Punch magazine was a very British institution with an international reputation for its witty and irreverent take on the world.
Renowned for its cartoons and satire, Punch was founded in 1841 by an assortment of publicans, printers and journalists. It remained in print for over 150 years, publishing the work of some of the greatest comic writers in English including William Makepeace Thackeray, P G Wodehouse, G K Chesterton, A A Milne, Noel Coward, E M Delafield and Olivia Manning. Some of the classics of British humour that were first published as serials in Punch are The Book of the Snobs, The Diary of a Nobody, Molesworth and 1066 and All That. Writers, poets, scientists and philosophers as diverse as Malcolm Bradbury, Ian Nairn, Cecil Day Lewis, Kingsley Amis, Sylvia Plath, J B Priestley, Somerset Maugham, Robert Graves, Bernard Lovell, Stella Gibbons, John Betjeman, Stevie Smith, George Steinbeck and A J Ayer were among the many who wrote for Punch.

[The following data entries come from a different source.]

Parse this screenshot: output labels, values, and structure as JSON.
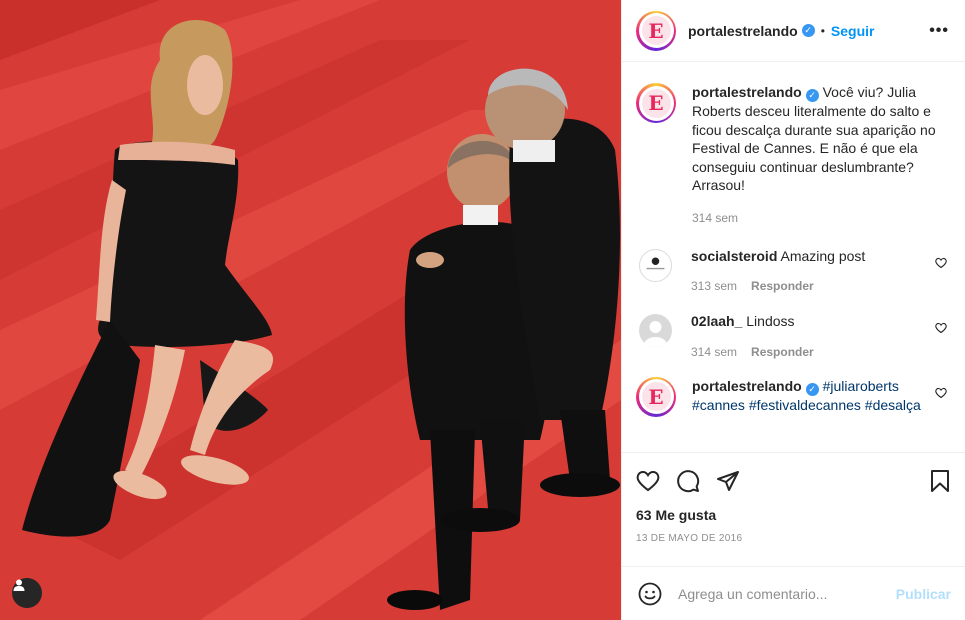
{
  "post": {
    "account": "portalestrelando",
    "follow_label": "Seguir",
    "more_label": "•••",
    "caption": "Você viu? Julia Roberts desceu literalmente do salto e ficou descalça durante sua aparição no Festival de Cannes. E não é que ela conseguiu continuar deslumbrante? Arrasou!",
    "caption_time": "314 sem"
  },
  "comments": [
    {
      "user": "socialsteroid",
      "text": "Amazing post",
      "time": "313 sem",
      "reply_label": "Responder",
      "avatar_text": "Social Steroid"
    },
    {
      "user": "02laah_",
      "text": "Lindoss",
      "time": "314 sem",
      "reply_label": "Responder"
    },
    {
      "user": "portalestrelando",
      "hashtags_line1": "#juliaroberts",
      "hashtags_line2": "#cannes #festivaldecannes #desalça"
    }
  ],
  "actions": {
    "icons": [
      "heart-icon",
      "comment-icon",
      "share-icon",
      "bookmark-icon"
    ],
    "likes": "63 Me gusta",
    "date": "13 DE MAYO DE 2016"
  },
  "composer": {
    "placeholder": "Agrega un comentario...",
    "publish_label": "Publicar"
  },
  "colors": {
    "accent": "#0095f6",
    "verified": "#3897f0",
    "carpet": "#d83a34"
  }
}
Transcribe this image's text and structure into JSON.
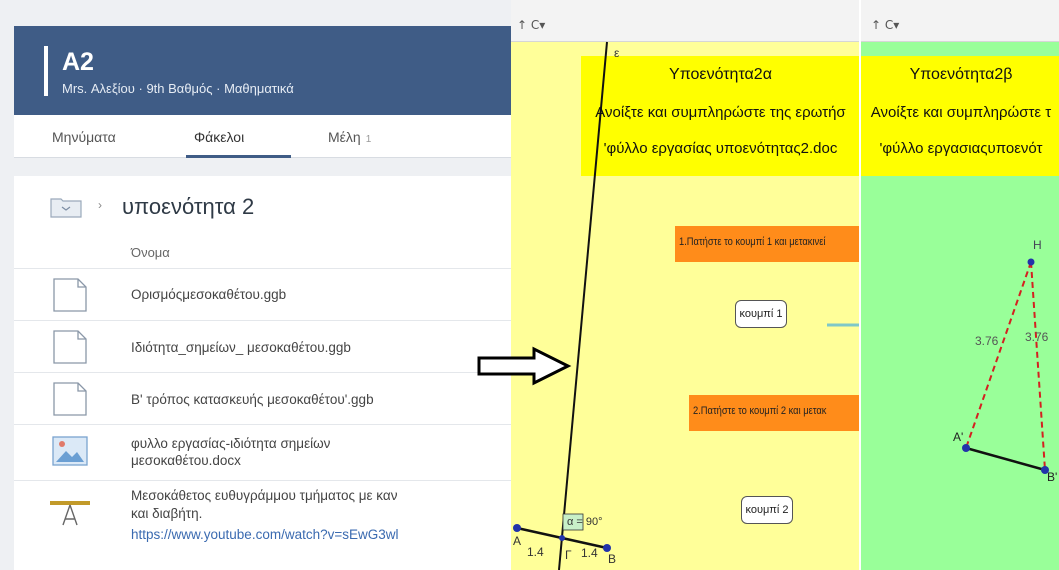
{
  "classroom": {
    "title": "A2",
    "subtitle": "Mrs. Αλεξίου · 9th Βαθμός · Μαθηματικά",
    "tabs": [
      {
        "label": "Μηνύματα"
      },
      {
        "label": "Φάκελοι"
      },
      {
        "label": "Μέλη",
        "badge": "1"
      }
    ],
    "folder": {
      "name": "υποενότητα 2",
      "column_header": "Όνομα"
    },
    "files": [
      {
        "name": "Ορισμόςμεσοκαθέτου.ggb",
        "icon": "document-icon"
      },
      {
        "name": "Ιδιότητα_σημείων_ μεσοκαθέτου.ggb",
        "icon": "document-icon"
      },
      {
        "name": "Β' τρόπος κατασκευής μεσοκαθέτου'.ggb",
        "icon": "document-icon"
      },
      {
        "name_line1": "φυλλο εργασίας-ιδιότητα σημείων",
        "name_line2": "μεσοκαθέτου.docx",
        "icon": "image-icon"
      },
      {
        "name_line1": "Μεσοκάθετος ευθυγράμμου τμήματος με καν",
        "name_line2": "και διαβήτη.",
        "link": "https://www.youtube.com/watch?v=sEwG3wl",
        "icon": "video-thumbnail-icon"
      }
    ]
  },
  "geo_a": {
    "toolbar_text": "↑ C▾",
    "line_label": "ε",
    "heading": {
      "line1": "Υποενότητα2α",
      "line2": "Ανοίξτε και συμπληρώστε της ερωτήσ",
      "line3": "'φύλλο εργασίας υποενότητας2.doc"
    },
    "step1": "1.Πατήστε το κουμπί 1 και μετακινεί",
    "button1": "κουμπί 1",
    "step2": "2.Πατήστε το κουμπί 2 και μετακ",
    "button2": "κουμπί 2",
    "angle_label": "α = 90°",
    "point_a": "A",
    "point_b": "B",
    "point_g": "Γ",
    "seg_left": "1.4",
    "seg_right": "1.4"
  },
  "geo_b": {
    "toolbar_text": "↑ C▾",
    "heading": {
      "line1": "Υποενότητα2β",
      "line2": "Ανοίξτε και συμπληρώστε τ",
      "line3": "'φύλλο εργασιαςυποενότ"
    },
    "point_h": "H",
    "point_a": "A'",
    "point_b": "B'",
    "len_left": "3.76",
    "len_right": "3.76"
  },
  "colors": {
    "header_blue": "#3f5c86",
    "panel_yellow": "#ffff99",
    "heading_yellow": "#ffff00",
    "panel_green": "#99ff99",
    "orange": "#ff8c1a",
    "red_dashed": "#d42020"
  }
}
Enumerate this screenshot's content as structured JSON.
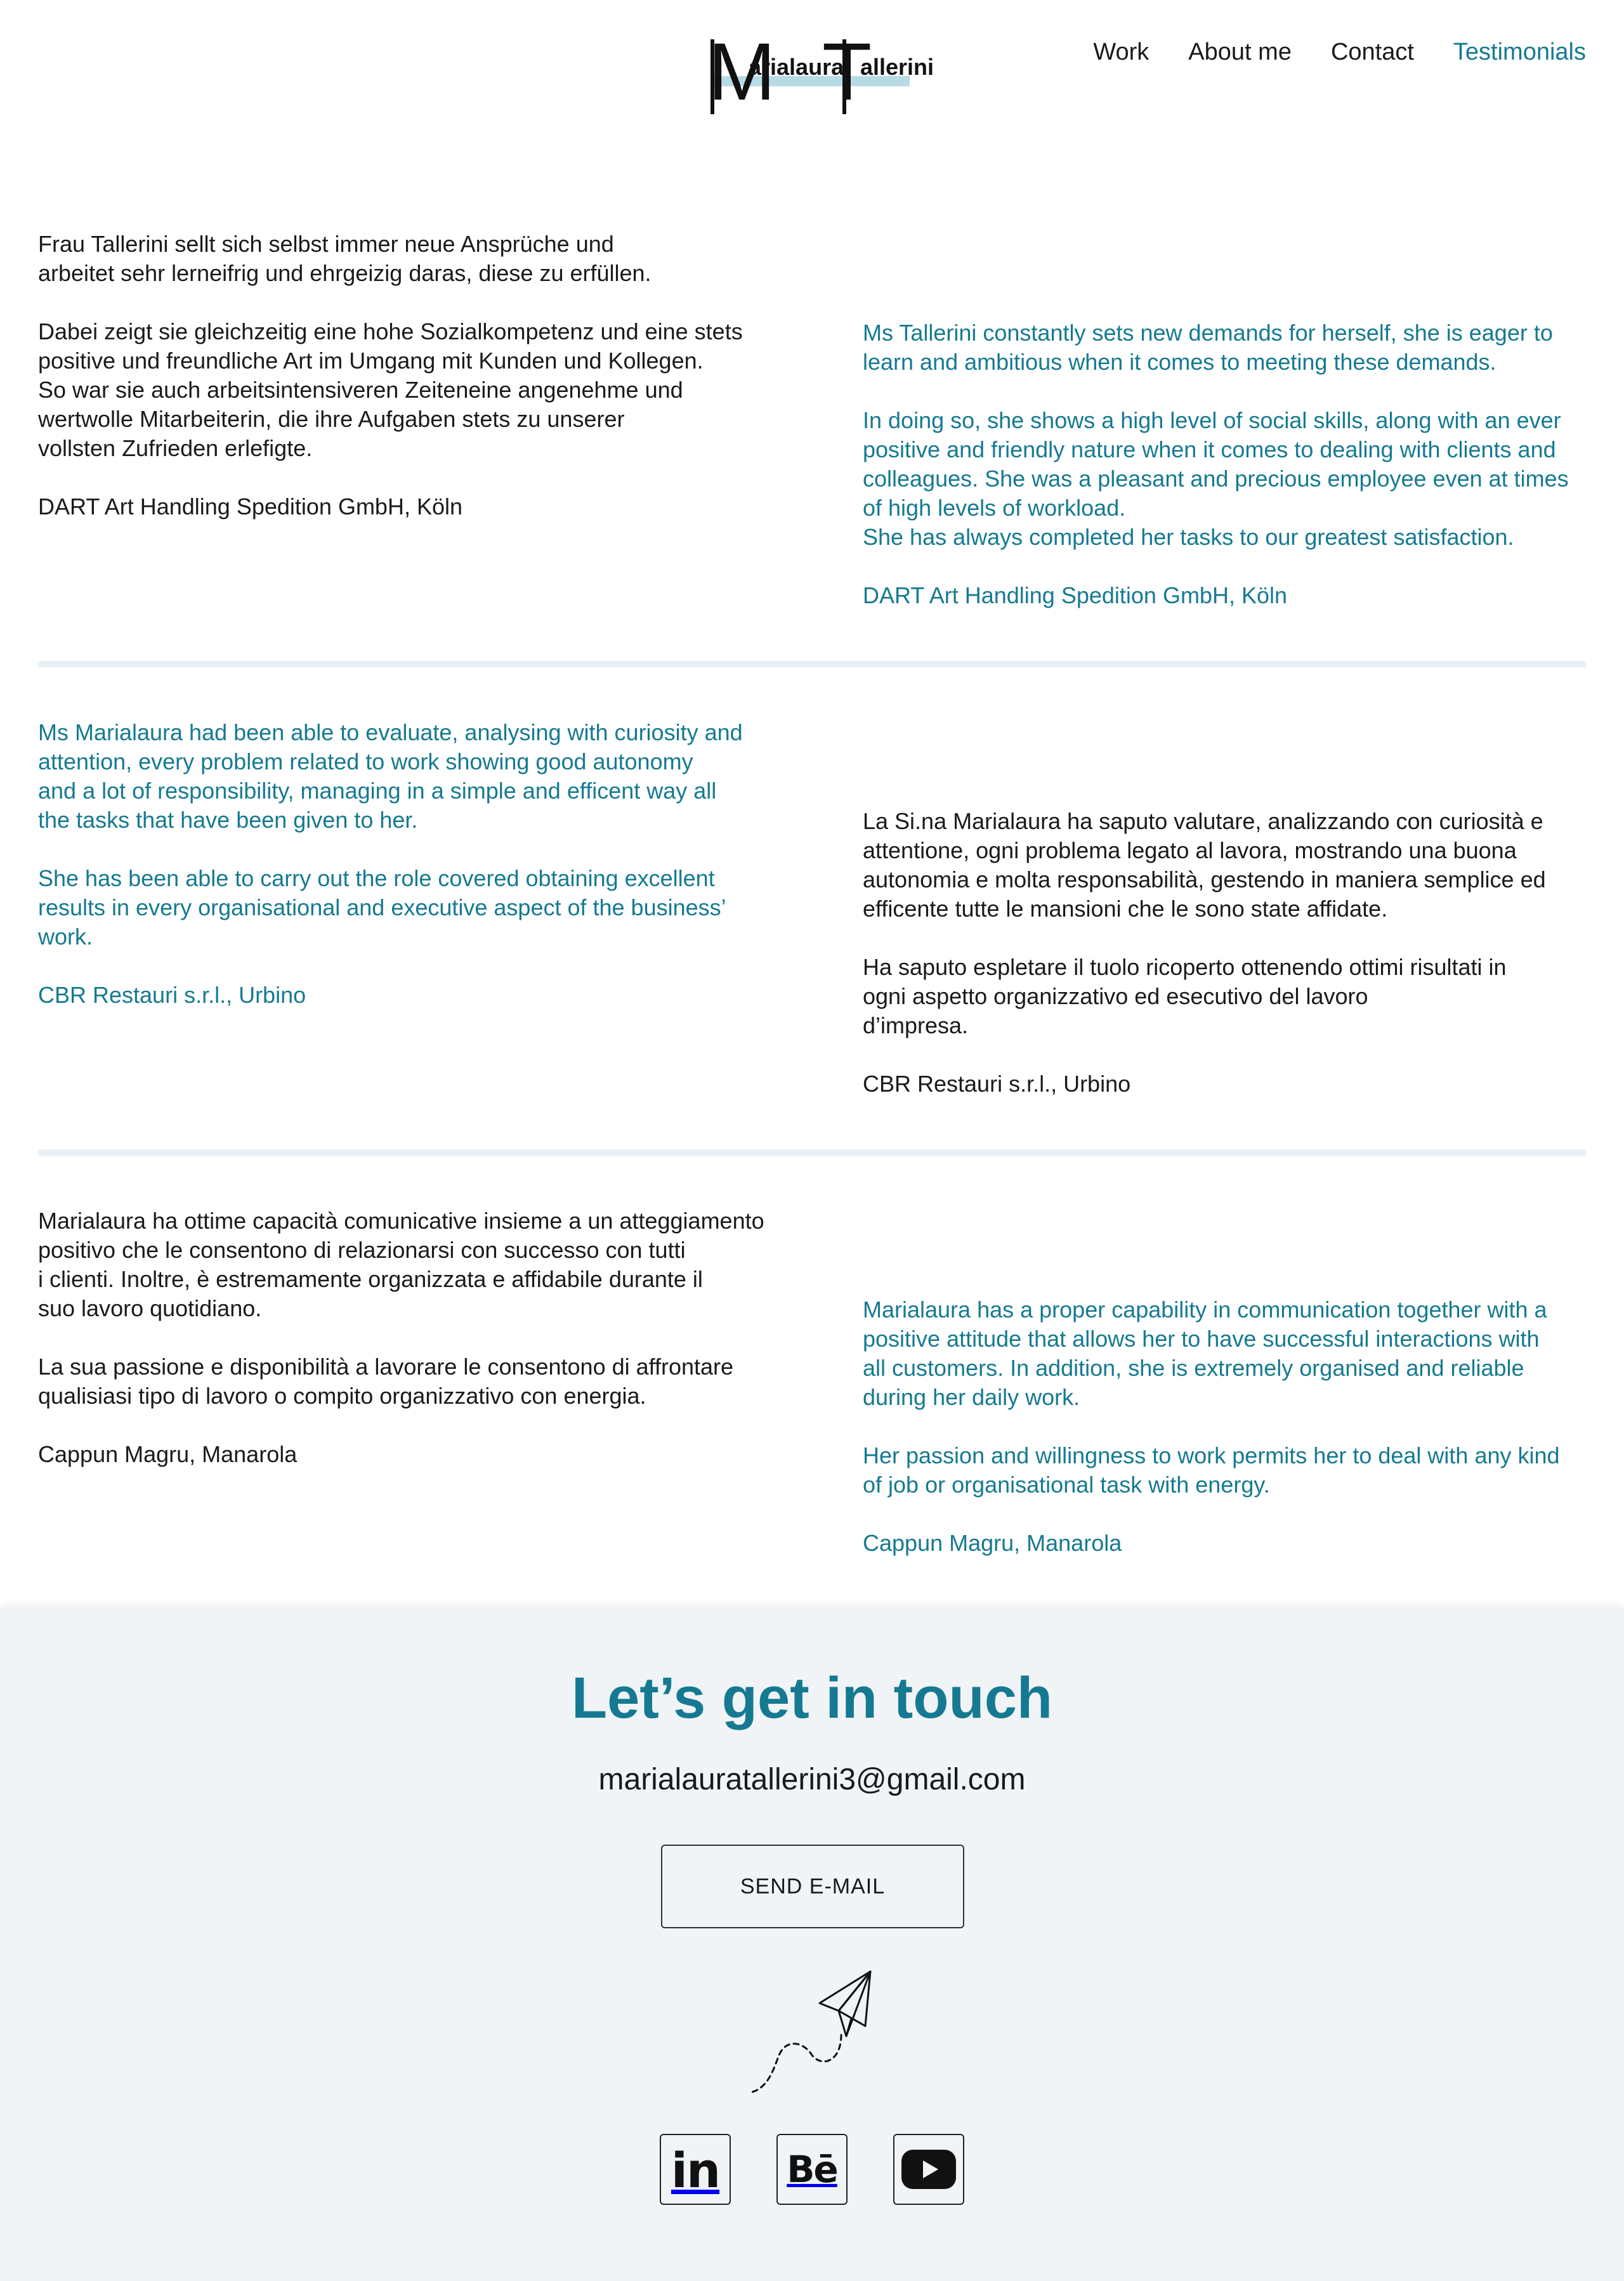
{
  "logo": {
    "big_m": "M",
    "first": "arialaura",
    "big_t": "T",
    "last": "allerini"
  },
  "nav": {
    "items": [
      "Work",
      "About me",
      "Contact",
      "Testimonials"
    ],
    "active": "Testimonials"
  },
  "testimonials": [
    {
      "left": {
        "color": "black",
        "text": "Frau Tallerini sellt sich selbst immer neue Ansprüche und\narbeitet sehr lerneifrig und ehrgeizig daras, diese zu erfüllen.\n\nDabei zeigt sie gleichzeitig eine hohe Sozialkompetenz und eine stets\npositive und freundliche Art im Umgang mit Kunden und Kollegen.\nSo war sie auch arbeitsintensiveren Zeiteneine angenehme und\nwertwolle Mitarbeiterin, die ihre Aufgaben stets zu unserer\nvollsten Zufrieden erlefigte.\n\nDART Art Handling Spedition GmbH, Köln"
      },
      "right": {
        "color": "teal",
        "text": "Ms Tallerini constantly sets new demands for herself, she is eager to\nlearn and ambitious when it comes to meeting these demands.\n\nIn doing so, she shows a high level of social skills, along with an ever\npositive and friendly nature when it comes to dealing with clients and\ncolleagues. She was a pleasant and precious employee even at times\nof high levels of workload.\nShe has always completed her tasks to our greatest satisfaction.\n\nDART Art Handling Spedition GmbH, Köln"
      }
    },
    {
      "left": {
        "color": "teal",
        "text": "Ms Marialaura had been able to evaluate, analysing with curiosity and\nattention, every problem related to work showing good autonomy\nand a lot of responsibility, managing in a simple and efficent way all\nthe tasks that have been given to her.\n\nShe has been able to carry out the role covered obtaining excellent\nresults in every organisational and executive aspect of the business’\nwork.\n\nCBR Restauri s.r.l., Urbino"
      },
      "right": {
        "color": "black",
        "text": "La Si.na Marialaura ha saputo valutare, analizzando con curiosità e\nattentione, ogni problema legato al lavora, mostrando una buona\nautonomia e molta responsabilità, gestendo in maniera semplice ed\nefficente tutte le mansioni che le sono state affidate.\n\nHa saputo espletare il tuolo ricoperto ottenendo ottimi risultati in\nogni aspetto organizzativo ed esecutivo del lavoro\nd’impresa.\n\nCBR Restauri s.r.l., Urbino"
      }
    },
    {
      "left": {
        "color": "black",
        "text": "Marialaura ha ottime capacità comunicative insieme a un atteggiamento\npositivo che le consentono di relazionarsi con successo con tutti\ni clienti. Inoltre, è estremamente organizzata e affidabile durante il\nsuo lavoro quotidiano.\n\nLa sua passione e disponibilità a lavorare le consentono di affrontare\nqualisiasi tipo di lavoro o compito organizzativo con energia.\n\nCappun Magru, Manarola"
      },
      "right": {
        "color": "teal",
        "text": "Marialaura has a proper capability in communication together with a\npositive attitude that allows her to have successful interactions with\nall customers. In addition, she is extremely organised and reliable\nduring her daily work.\n\nHer passion and willingness to work permits her to deal with any kind\nof job or organisational task with energy.\n\nCappun Magru, Manarola"
      }
    }
  ],
  "contact": {
    "title": "Let’s get in touch",
    "email": "marialauratallerini3@gmail.com",
    "button_label": "SEND E-MAIL",
    "linkedin_label": "in",
    "behance_label": "Bē"
  },
  "icons": {
    "plane": "paper-plane-icon",
    "linkedin": "linkedin-icon",
    "behance": "behance-icon",
    "youtube": "youtube-icon"
  },
  "colors": {
    "accent": "#157a91",
    "logo_bar": "#b7dbe5",
    "divider": "#e8f0f5",
    "footer_bg": "#f0f4f7",
    "text": "#1a1a1a"
  }
}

It was Punch that first introduced the use of the word ‘cartoon’ (referring to satirical or humorous drawings) into the English language, when in 1843 it mocked the government of the day’s costly exhibition of preliminary drawings (or cartoons) for a competition for paintings to decorate the new Houses of Parliament. Punch’s Cartoon No. 1: Substance and Shadow, subtitled The Poor Ask for Bread and the Philanthropy of the State Accords - An Exhibition, showed a group of poverty-stricken Londoners wandering round the exhibition. The satirical use of the word stuck and Punch's cartoons went on to amuse, delight, shock and offend for a century and a half. Nearly 500,000 cartoons by some of the world’s finest illustrators were published in the magazine including John Leech, George du Maurier, John Tenniel, E H Shepard, H M Bateman, Pont, Fougasse, Norman Thelwell and Rowland Emett.
Apart from great writing and hilarious cartoons, the pages of Punch are an unparalleled documentary of the 19th and 20th centuries. Its political cartoons were iconic images that swayed governments, while its social cartoons captured the rapid changes in everyday life. In the pages of Punch you can see vast global dramas (from the Crimean War, through WW1 and WW2 to the Gulf War), social and political changes (Votes for Women to the fall of the Berlin Wall), changing fashions (crinolines to mini-skirts), developments in science (Darwinism to splitting the atom), technology (photography, electricity, telephones), transport (railways, motor cars, aeroplanes and the Space Shuttle) and mass entertainment (cinema and television)